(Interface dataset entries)
════════

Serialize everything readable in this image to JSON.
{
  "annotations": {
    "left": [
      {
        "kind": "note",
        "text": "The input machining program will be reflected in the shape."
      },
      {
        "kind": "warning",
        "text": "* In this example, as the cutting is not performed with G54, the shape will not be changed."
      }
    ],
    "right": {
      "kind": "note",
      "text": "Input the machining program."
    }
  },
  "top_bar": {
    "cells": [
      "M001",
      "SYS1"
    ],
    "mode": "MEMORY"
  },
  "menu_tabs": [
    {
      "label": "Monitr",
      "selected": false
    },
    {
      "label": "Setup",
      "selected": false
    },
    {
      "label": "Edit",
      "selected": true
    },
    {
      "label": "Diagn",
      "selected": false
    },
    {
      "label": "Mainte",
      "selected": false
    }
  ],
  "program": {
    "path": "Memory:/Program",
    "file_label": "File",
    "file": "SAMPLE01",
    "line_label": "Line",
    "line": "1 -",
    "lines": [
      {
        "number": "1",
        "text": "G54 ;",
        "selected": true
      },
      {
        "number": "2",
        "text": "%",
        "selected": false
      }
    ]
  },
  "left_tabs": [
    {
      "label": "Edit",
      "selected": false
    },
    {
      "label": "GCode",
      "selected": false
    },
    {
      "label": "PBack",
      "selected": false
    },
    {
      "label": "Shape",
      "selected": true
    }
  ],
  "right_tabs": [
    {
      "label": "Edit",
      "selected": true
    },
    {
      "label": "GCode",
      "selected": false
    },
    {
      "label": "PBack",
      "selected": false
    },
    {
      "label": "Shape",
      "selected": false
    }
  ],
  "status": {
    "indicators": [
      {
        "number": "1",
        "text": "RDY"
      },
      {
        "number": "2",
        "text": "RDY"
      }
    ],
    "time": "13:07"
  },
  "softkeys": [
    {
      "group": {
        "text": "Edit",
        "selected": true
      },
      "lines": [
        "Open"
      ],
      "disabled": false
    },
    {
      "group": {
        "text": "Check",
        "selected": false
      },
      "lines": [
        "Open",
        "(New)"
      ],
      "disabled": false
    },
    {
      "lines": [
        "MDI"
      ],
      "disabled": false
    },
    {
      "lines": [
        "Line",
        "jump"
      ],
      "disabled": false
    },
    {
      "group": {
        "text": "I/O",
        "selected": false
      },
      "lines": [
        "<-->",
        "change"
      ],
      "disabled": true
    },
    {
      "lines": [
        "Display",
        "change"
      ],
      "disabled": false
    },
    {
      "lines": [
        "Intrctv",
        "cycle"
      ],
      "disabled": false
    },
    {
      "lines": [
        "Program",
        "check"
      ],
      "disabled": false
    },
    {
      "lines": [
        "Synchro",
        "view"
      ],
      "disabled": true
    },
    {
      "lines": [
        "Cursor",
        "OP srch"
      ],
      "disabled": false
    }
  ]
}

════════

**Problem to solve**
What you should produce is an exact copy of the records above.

**Reply to the task**
Serialize everything readable in this image to JSON.
{
  "annotations": {
    "left": [
      {
        "kind": "note",
        "text": "The input machining program will be reflected in the shape."
      },
      {
        "kind": "warning",
        "text": "* In this example, as the cutting is not performed with G54, the shape will not be changed."
      }
    ],
    "right": {
      "kind": "note",
      "text": "Input the machining program."
    }
  },
  "top_bar": {
    "cells": [
      "M001",
      "SYS1"
    ],
    "mode": "MEMORY"
  },
  "menu_tabs": [
    {
      "label": "Monitr",
      "selected": false
    },
    {
      "label": "Setup",
      "selected": false
    },
    {
      "label": "Edit",
      "selected": true
    },
    {
      "label": "Diagn",
      "selected": false
    },
    {
      "label": "Mainte",
      "selected": false
    }
  ],
  "program": {
    "path": "Memory:/Program",
    "file_label": "File",
    "file": "SAMPLE01",
    "line_label": "Line",
    "line": "1 -",
    "lines": [
      {
        "number": "1",
        "text": "G54 ;",
        "selected": true
      },
      {
        "number": "2",
        "text": "%",
        "selected": false
      }
    ]
  },
  "left_tabs": [
    {
      "label": "Edit",
      "selected": false
    },
    {
      "label": "GCode",
      "selected": false
    },
    {
      "label": "PBack",
      "selected": false
    },
    {
      "label": "Shape",
      "selected": true
    }
  ],
  "right_tabs": [
    {
      "label": "Edit",
      "selected": true
    },
    {
      "label": "GCode",
      "selected": false
    },
    {
      "label": "PBack",
      "selected": false
    },
    {
      "label": "Shape",
      "selected": false
    }
  ],
  "status": {
    "indicators": [
      {
        "number": "1",
        "text": "RDY"
      },
      {
        "number": "2",
        "text": "RDY"
      }
    ],
    "time": "13:07"
  },
  "softkeys": [
    {
      "group": {
        "text": "Edit",
        "selected": true
      },
      "lines": [
        "Open"
      ],
      "disabled": false
    },
    {
      "group": {
        "text": "Check",
        "selected": false
      },
      "lines": [
        "Open",
        "(New)"
      ],
      "disabled": false
    },
    {
      "lines": [
        "MDI"
      ],
      "disabled": false
    },
    {
      "lines": [
        "Line",
        "jump"
      ],
      "disabled": false
    },
    {
      "group": {
        "text": "I/O",
        "selected": false
      },
      "lines": [
        "<-->",
        "change"
      ],
      "disabled": true
    },
    {
      "lines": [
        "Display",
        "change"
      ],
      "disabled": false
    },
    {
      "lines": [
        "Intrctv",
        "cycle"
      ],
      "disabled": false
    },
    {
      "lines": [
        "Program",
        "check"
      ],
      "disabled": false
    },
    {
      "lines": [
        "Synchro",
        "view"
      ],
      "disabled": true
    },
    {
      "lines": [
        "Cursor",
        "OP srch"
      ],
      "disabled": false
    }
  ]
}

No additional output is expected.